- [Exercise directions]: Without including any images, repeat the data exactly.

- [Record excerpts]:

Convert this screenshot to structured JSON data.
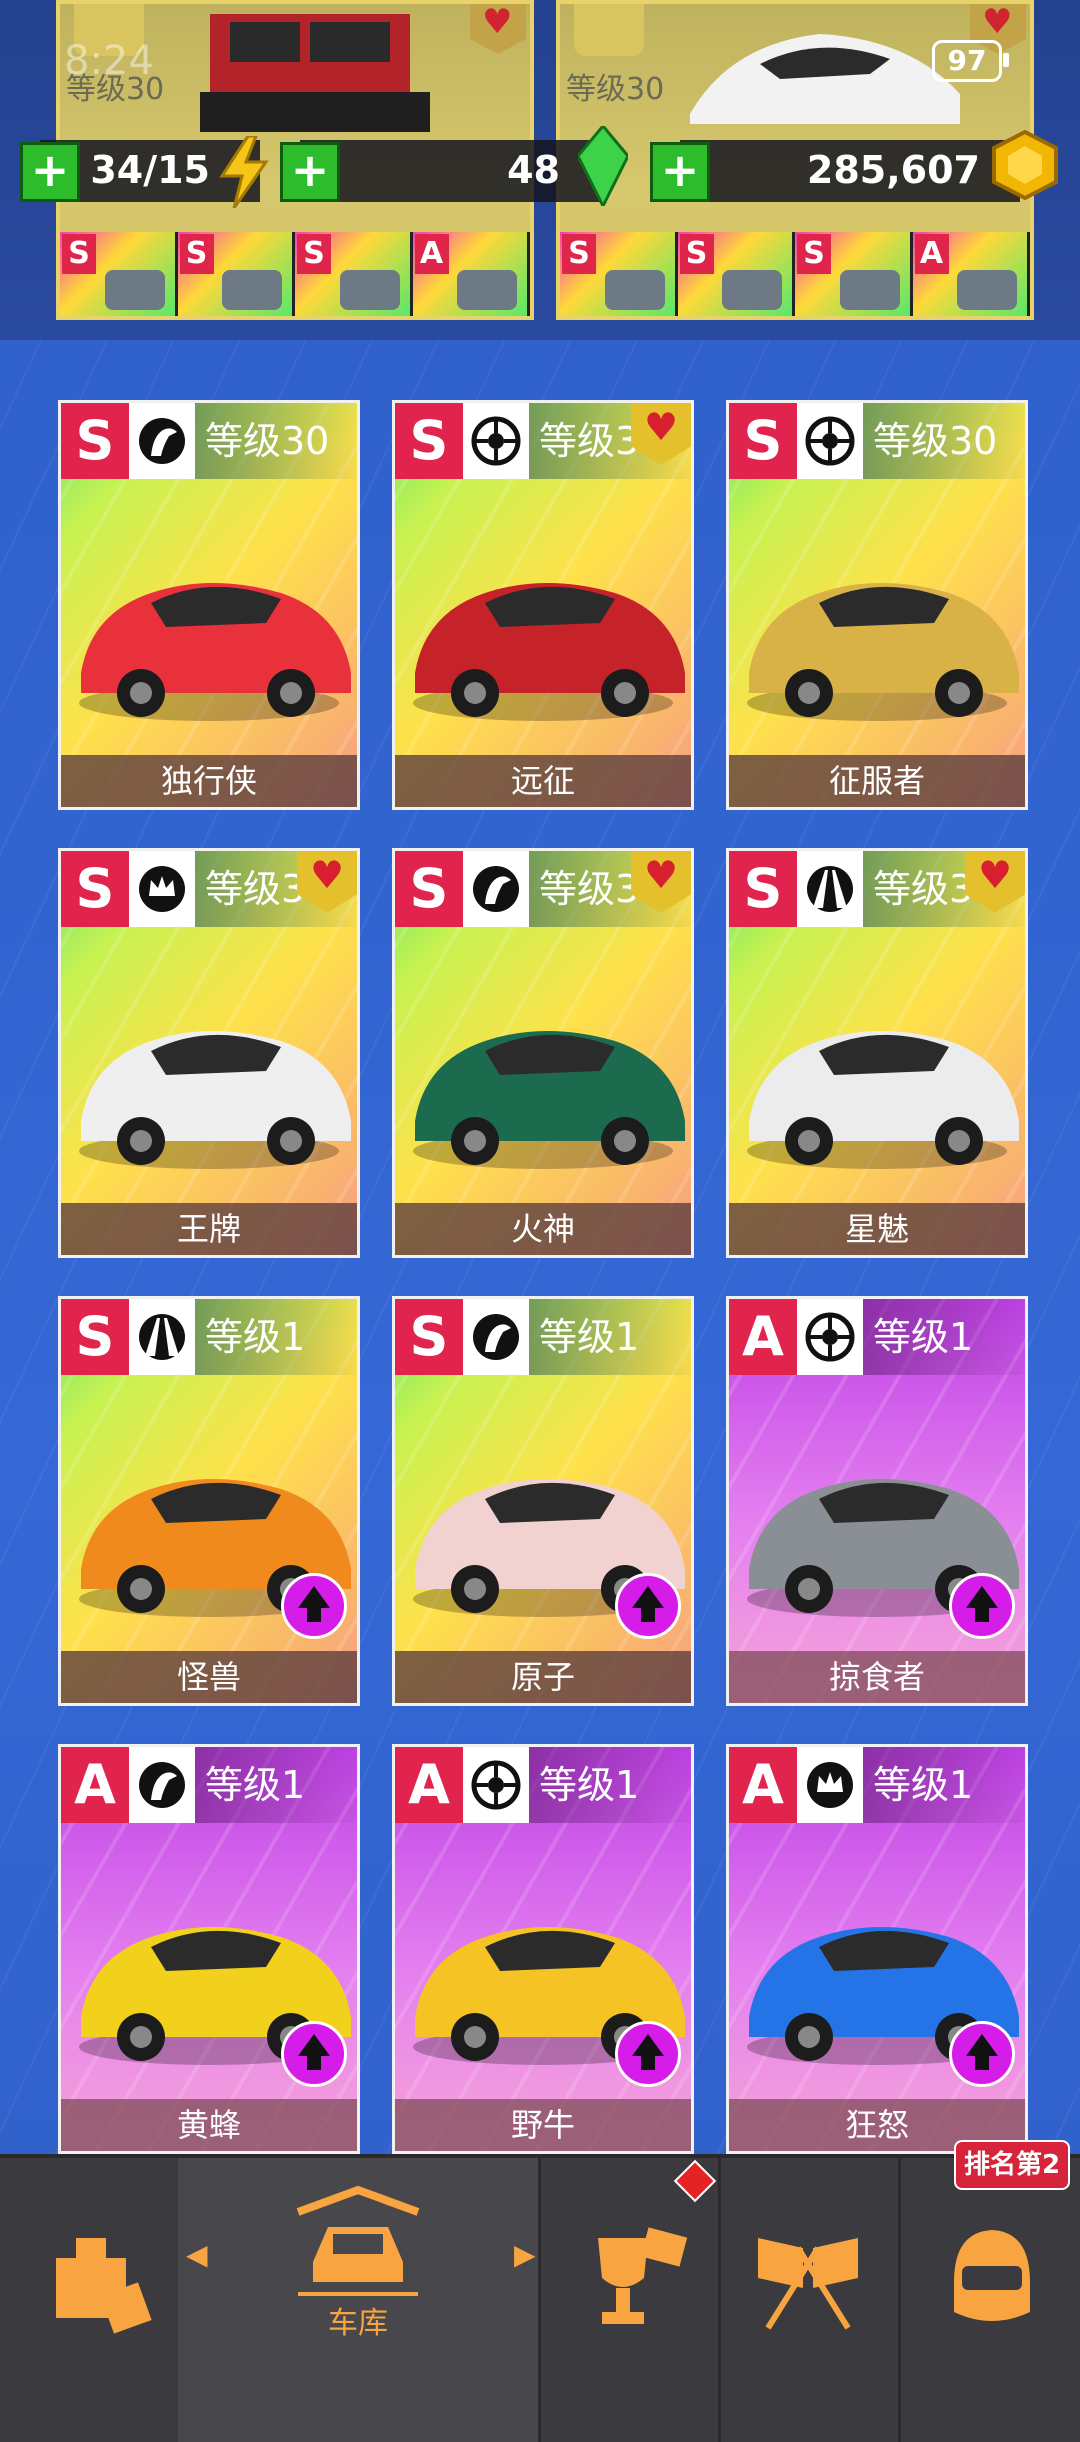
{
  "status": {
    "time": "8:24",
    "battery": "97"
  },
  "top_cards": [
    {
      "level": "等级30",
      "mods": [
        "S",
        "S",
        "S",
        "A"
      ],
      "mod_sub": "1"
    },
    {
      "level": "等级30",
      "mods": [
        "S",
        "S",
        "S",
        "A"
      ],
      "mod_sub": "1"
    }
  ],
  "hud": {
    "energy": "34/15",
    "gems": "48",
    "coins": "285,607"
  },
  "cars": [
    {
      "name": "独行侠",
      "rank": "S",
      "level": "等级30",
      "emblem": "horse-icon",
      "theme": "yellow",
      "favorite": false,
      "upgrade": false,
      "body_color": "#e8313a"
    },
    {
      "name": "远征",
      "rank": "S",
      "level": "等级3",
      "emblem": "wheel-icon",
      "theme": "yellow",
      "favorite": true,
      "upgrade": false,
      "body_color": "#c5222a"
    },
    {
      "name": "征服者",
      "rank": "S",
      "level": "等级30",
      "emblem": "wheel-icon",
      "theme": "yellow",
      "favorite": false,
      "upgrade": false,
      "body_color": "#d8b246"
    },
    {
      "name": "王牌",
      "rank": "S",
      "level": "等级3",
      "emblem": "crown-icon",
      "theme": "yellow",
      "favorite": true,
      "upgrade": false,
      "body_color": "#efefef"
    },
    {
      "name": "火神",
      "rank": "S",
      "level": "等级3",
      "emblem": "horse-icon",
      "theme": "yellow",
      "favorite": true,
      "upgrade": false,
      "body_color": "#1d6b4f"
    },
    {
      "name": "星魅",
      "rank": "S",
      "level": "等级3",
      "emblem": "road-icon",
      "theme": "yellow",
      "favorite": true,
      "upgrade": false,
      "body_color": "#ececec"
    },
    {
      "name": "怪兽",
      "rank": "S",
      "level": "等级1",
      "emblem": "road-icon",
      "theme": "yellow",
      "favorite": false,
      "upgrade": true,
      "body_color": "#f08a1c"
    },
    {
      "name": "原子",
      "rank": "S",
      "level": "等级1",
      "emblem": "horse-icon",
      "theme": "yellow",
      "favorite": false,
      "upgrade": true,
      "body_color": "#f1d2d0"
    },
    {
      "name": "掠食者",
      "rank": "A",
      "level": "等级1",
      "emblem": "wheel-icon",
      "theme": "pink",
      "favorite": false,
      "upgrade": true,
      "body_color": "#8a8f95"
    },
    {
      "name": "黄蜂",
      "rank": "A",
      "level": "等级1",
      "emblem": "horse-icon",
      "theme": "pink",
      "favorite": false,
      "upgrade": true,
      "body_color": "#f2d11c"
    },
    {
      "name": "野牛",
      "rank": "A",
      "level": "等级1",
      "emblem": "wheel-icon",
      "theme": "pink",
      "favorite": false,
      "upgrade": true,
      "body_color": "#f5c323"
    },
    {
      "name": "狂怒",
      "rank": "A",
      "level": "等级1",
      "emblem": "crown-icon",
      "theme": "pink",
      "favorite": false,
      "upgrade": true,
      "body_color": "#2474e8"
    }
  ],
  "nav": {
    "garage_label": "车库",
    "rank_badge": "排名第2",
    "items": [
      "shop-icon",
      "garage-icon",
      "trophy-icon",
      "race-flags-icon",
      "helmet-icon"
    ]
  }
}
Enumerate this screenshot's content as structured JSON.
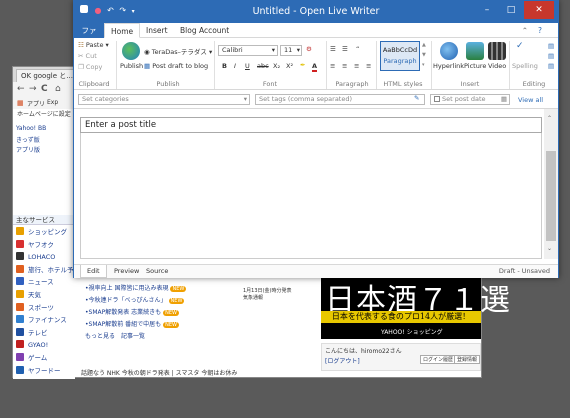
{
  "browser": {
    "tab_title": "OK google と...",
    "nav": {
      "back": "←",
      "forward": "→",
      "reload": "C",
      "home": "⌂"
    },
    "bookmarks": [
      "アプリ",
      "Exp"
    ],
    "home_label": "ホームページに設定",
    "left_links": [
      "Yahoo! BB",
      "きっず版",
      "アプリ版"
    ],
    "services_header": "主なサービス",
    "services": [
      {
        "label": "ショッピング",
        "color": "#e8a000"
      },
      {
        "label": "ヤフオク",
        "color": "#d83030"
      },
      {
        "label": "LOHACO",
        "color": "#333333"
      },
      {
        "label": "旅行、ホテル予約",
        "color": "#e06020"
      },
      {
        "label": "ニュース",
        "color": "#3060c0"
      },
      {
        "label": "天気",
        "color": "#e8a000"
      },
      {
        "label": "スポーツ",
        "color": "#e06020"
      },
      {
        "label": "ファイナンス",
        "color": "#3080d0"
      },
      {
        "label": "テレビ",
        "color": "#2050a0"
      },
      {
        "label": "GYAO!",
        "color": "#c02020"
      },
      {
        "label": "ゲーム",
        "color": "#8040b0"
      },
      {
        "label": "ヤフードー",
        "color": "#2060b0"
      }
    ],
    "news": [
      "•視率向上 国際皆に用込み表現",
      "•今秋連ドラ「べっぴんさん」",
      "•SMAP解散発表 志業続きも",
      "•SMAP解散前 番組で中居も",
      "もっと見る　記事一覧"
    ],
    "news_new": "NEW",
    "center_info": [
      "1月13日(金)時分発表",
      "気象通報"
    ],
    "ad": {
      "headline": "日本酒７１選",
      "sub": "日本を代表する食のプロ14人が厳選！",
      "logo": "YAHOO! ショッピング"
    },
    "user": {
      "greeting": "こんにちは、hiromo22さん",
      "logout": "[ログアウト]",
      "btn1": "ログイン履歴",
      "btn2": "登録情報"
    },
    "bottom_news": "話題なう  NHK 今秋の朝ドラ発表 | スマスタ 今朝はお休み"
  },
  "writer": {
    "title": "Untitled - Open Live Writer",
    "controls": {
      "minimize": "–",
      "maximize": "□",
      "close": "✕"
    },
    "menu": {
      "file": "ファイル",
      "home": "Home",
      "insert": "Insert",
      "blog_account": "Blog Account",
      "help": "?"
    },
    "ribbon": {
      "paste": "Paste",
      "cut": "Cut",
      "copy": "Copy",
      "clipboard": "Clipboard",
      "publish": "Publish",
      "blog_name": "TeraDas–テラダス",
      "publish_draft": "Post draft to blog",
      "publish_group": "Publish",
      "font_name": "Calibri",
      "font_size": "11",
      "bold": "B",
      "italic": "I",
      "underline": "U",
      "strike": "abc",
      "sub": "X₂",
      "sup": "X²",
      "font_group": "Font",
      "paragraph_group": "Paragraph",
      "style_sample": "AaBbCcDd",
      "style_name": "Paragraph",
      "html_group": "HTML styles",
      "hyperlink": "Hyperlink",
      "picture": "Picture",
      "video": "Video",
      "insert_group": "Insert",
      "spelling": "Spelling",
      "editing_group": "Editing"
    },
    "categories_placeholder": "Set categories",
    "tags_placeholder": "Set tags (comma separated)",
    "post_date": "Set post date",
    "view_all": "View all",
    "post_title_placeholder": "Enter a post title",
    "views": [
      "Edit",
      "Preview",
      "Source"
    ],
    "status": "Draft - Unsaved",
    "accent": "#2d6bb5",
    "close_color": "#c7372c"
  }
}
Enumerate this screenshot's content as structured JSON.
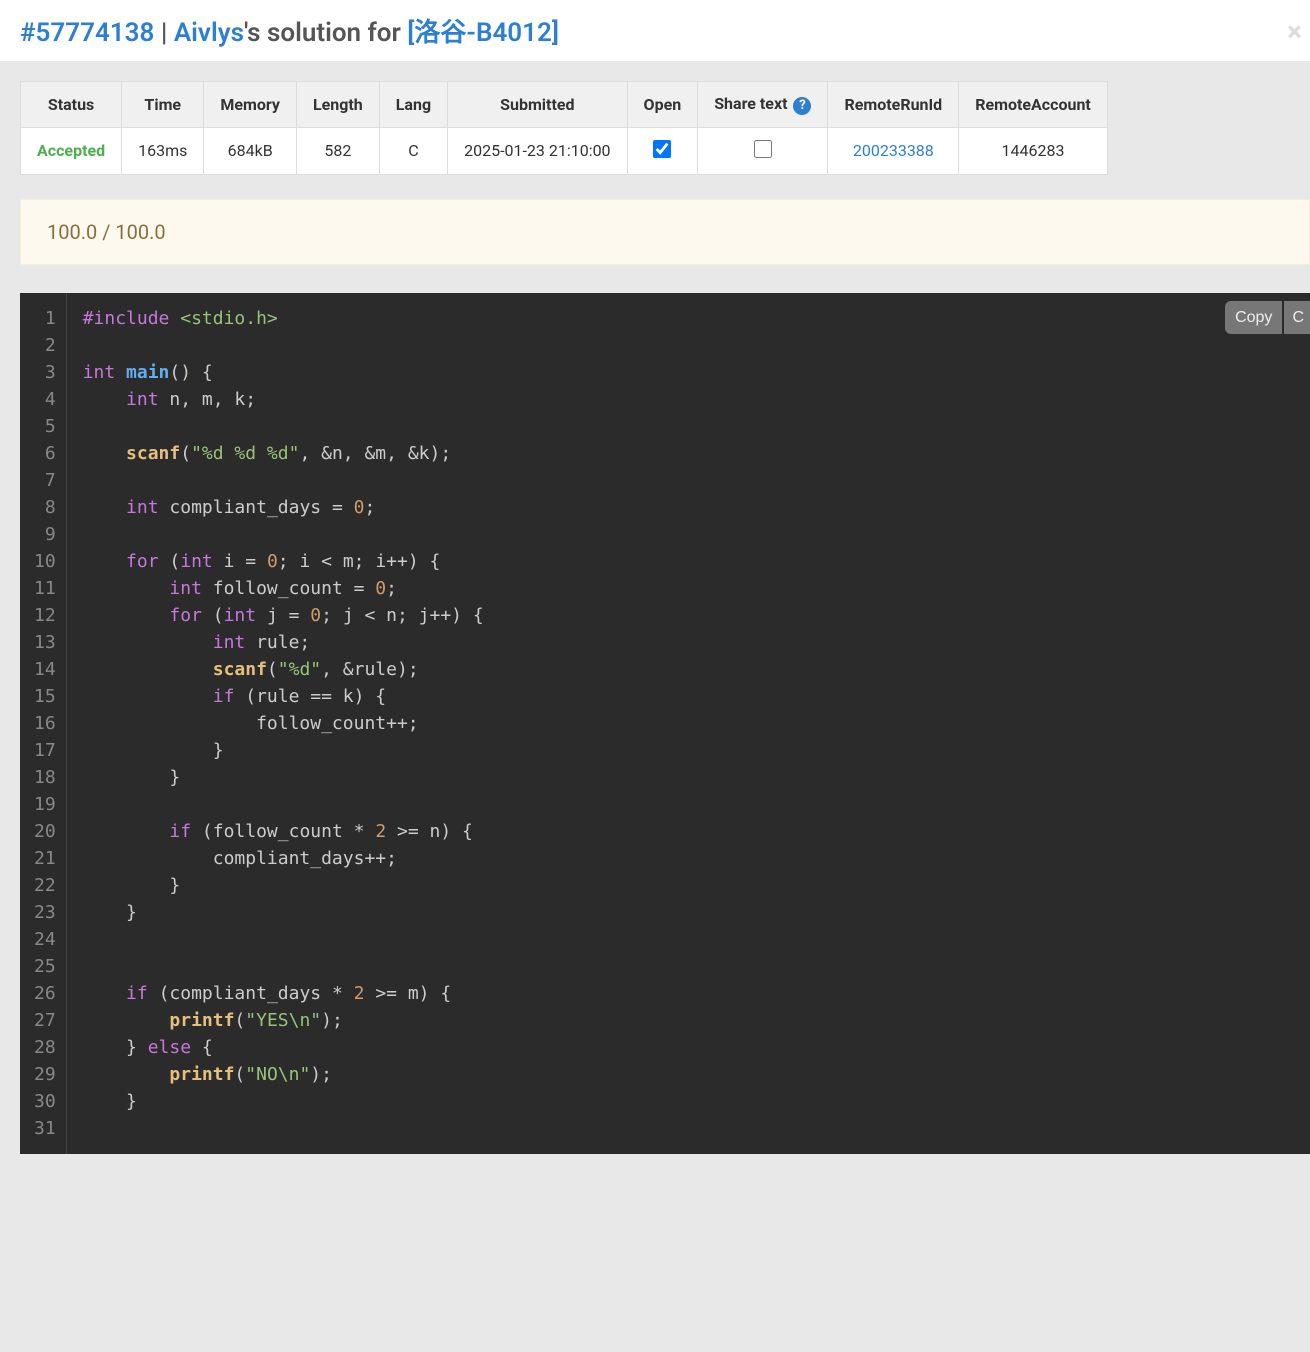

- [Completed exercise]:
Convert this screenshot to structured JSON data.
{
  "status": {
    "time": "8:24",
    "battery": "97"
  },
  "top_cards": [
    {
      "level": "等级30",
      "mods": [
        "S",
        "S",
        "S",
        "A"
      ],
      "mod_sub": "1"
    },
    {
      "level": "等级30",
      "mods": [
        "S",
        "S",
        "S",
        "A"
      ],
      "mod_sub": "1"
    }
  ],
  "hud": {
    "energy": "34/15",
    "gems": "48",
    "coins": "285,607"
  },
  "cars": [
    {
      "name": "独行侠",
      "rank": "S",
      "level": "等级30",
      "emblem": "horse-icon",
      "theme": "yellow",
      "favorite": false,
      "upgrade": false,
      "body_color": "#e8313a"
    },
    {
      "name": "远征",
      "rank": "S",
      "level": "等级3",
      "emblem": "wheel-icon",
      "theme": "yellow",
      "favorite": true,
      "upgrade": false,
      "body_color": "#c5222a"
    },
    {
      "name": "征服者",
      "rank": "S",
      "level": "等级30",
      "emblem": "wheel-icon",
      "theme": "yellow",
      "favorite": false,
      "upgrade": false,
      "body_color": "#d8b246"
    },
    {
      "name": "王牌",
      "rank": "S",
      "level": "等级3",
      "emblem": "crown-icon",
      "theme": "yellow",
      "favorite": true,
      "upgrade": false,
      "body_color": "#efefef"
    },
    {
      "name": "火神",
      "rank": "S",
      "level": "等级3",
      "emblem": "horse-icon",
      "theme": "yellow",
      "favorite": true,
      "upgrade": false,
      "body_color": "#1d6b4f"
    },
    {
      "name": "星魅",
      "rank": "S",
      "level": "等级3",
      "emblem": "road-icon",
      "theme": "yellow",
      "favorite": true,
      "upgrade": false,
      "body_color": "#ececec"
    },
    {
      "name": "怪兽",
      "rank": "S",
      "level": "等级1",
      "emblem": "road-icon",
      "theme": "yellow",
      "favorite": false,
      "upgrade": true,
      "body_color": "#f08a1c"
    },
    {
      "name": "原子",
      "rank": "S",
      "level": "等级1",
      "emblem": "horse-icon",
      "theme": "yellow",
      "favorite": false,
      "upgrade": true,
      "body_color": "#f1d2d0"
    },
    {
      "name": "掠食者",
      "rank": "A",
      "level": "等级1",
      "emblem": "wheel-icon",
      "theme": "pink",
      "favorite": false,
      "upgrade": true,
      "body_color": "#8a8f95"
    },
    {
      "name": "黄蜂",
      "rank": "A",
      "level": "等级1",
      "emblem": "horse-icon",
      "theme": "pink",
      "favorite": false,
      "upgrade": true,
      "body_color": "#f2d11c"
    },
    {
      "name": "野牛",
      "rank": "A",
      "level": "等级1",
      "emblem": "wheel-icon",
      "theme": "pink",
      "favorite": false,
      "upgrade": true,
      "body_color": "#f5c323"
    },
    {
      "name": "狂怒",
      "rank": "A",
      "level": "等级1",
      "emblem": "crown-icon",
      "theme": "pink",
      "favorite": false,
      "upgrade": true,
      "body_color": "#2474e8"
    }
  ],
  "nav": {
    "garage_label": "车库",
    "rank_badge": "排名第2",
    "items": [
      "shop-icon",
      "garage-icon",
      "trophy-icon",
      "race-flags-icon",
      "helmet-icon"
    ]
  }
}
Enumerate this screenshot's content as structured JSON.
{
  "browser": {
    "tab_title": "OK google と...",
    "nav": {
      "back": "←",
      "forward": "→",
      "reload": "C",
      "home": "⌂"
    },
    "bookmarks": [
      "アプリ",
      "Exp"
    ],
    "home_label": "ホームページに設定",
    "left_links": [
      "Yahoo! BB",
      "きっず版",
      "アプリ版"
    ],
    "services_header": "主なサービス",
    "services": [
      {
        "label": "ショッピング",
        "color": "#e8a000"
      },
      {
        "label": "ヤフオク",
        "color": "#d83030"
      },
      {
        "label": "LOHACO",
        "color": "#333333"
      },
      {
        "label": "旅行、ホテル予約",
        "color": "#e06020"
      },
      {
        "label": "ニュース",
        "color": "#3060c0"
      },
      {
        "label": "天気",
        "color": "#e8a000"
      },
      {
        "label": "スポーツ",
        "color": "#e06020"
      },
      {
        "label": "ファイナンス",
        "color": "#3080d0"
      },
      {
        "label": "テレビ",
        "color": "#2050a0"
      },
      {
        "label": "GYAO!",
        "color": "#c02020"
      },
      {
        "label": "ゲーム",
        "color": "#8040b0"
      },
      {
        "label": "ヤフードー",
        "color": "#2060b0"
      }
    ],
    "news": [
      "•視率向上 国際皆に用込み表現",
      "•今秋連ドラ「べっぴんさん」",
      "•SMAP解散発表 志業続きも",
      "•SMAP解散前 番組で中居も",
      "もっと見る　記事一覧"
    ],
    "news_new": "NEW",
    "center_info": [
      "1月13日(金)時分発表",
      "気象通報"
    ],
    "ad": {
      "headline": "日本酒７１選",
      "sub": "日本を代表する食のプロ14人が厳選！",
      "logo": "YAHOO! ショッピング"
    },
    "user": {
      "greeting": "こんにちは、hiromo22さん",
      "logout": "[ログアウト]",
      "btn1": "ログイン履歴",
      "btn2": "登録情報"
    },
    "bottom_news": "話題なう  NHK 今秋の朝ドラ発表 | スマスタ 今朝はお休み"
  },
  "writer": {
    "title": "Untitled - Open Live Writer",
    "controls": {
      "minimize": "–",
      "maximize": "□",
      "close": "✕"
    },
    "menu": {
      "file": "ファイル",
      "home": "Home",
      "insert": "Insert",
      "blog_account": "Blog Account",
      "help": "?"
    },
    "ribbon": {
      "paste": "Paste",
      "cut": "Cut",
      "copy": "Copy",
      "clipboard": "Clipboard",
      "publish": "Publish",
      "blog_name": "TeraDas–テラダス",
      "publish_draft": "Post draft to blog",
      "publish_group": "Publish",
      "font_name": "Calibri",
      "font_size": "11",
      "bold": "B",
      "italic": "I",
      "underline": "U",
      "strike": "abc",
      "sub": "X₂",
      "sup": "X²",
      "font_group": "Font",
      "paragraph_group": "Paragraph",
      "style_sample": "AaBbCcDd",
      "style_name": "Paragraph",
      "html_group": "HTML styles",
      "hyperlink": "Hyperlink",
      "picture": "Picture",
      "video": "Video",
      "insert_group": "Insert",
      "spelling": "Spelling",
      "editing_group": "Editing"
    },
    "categories_placeholder": "Set categories",
    "tags_placeholder": "Set tags (comma separated)",
    "post_date": "Set post date",
    "view_all": "View all",
    "post_title_placeholder": "Enter a post title",
    "views": [
      "Edit",
      "Preview",
      "Source"
    ],
    "status": "Draft - Unsaved",
    "accent": "#2d6bb5",
    "close_color": "#c7372c"
  }
}
Enumerate this screenshot's content as structured JSON.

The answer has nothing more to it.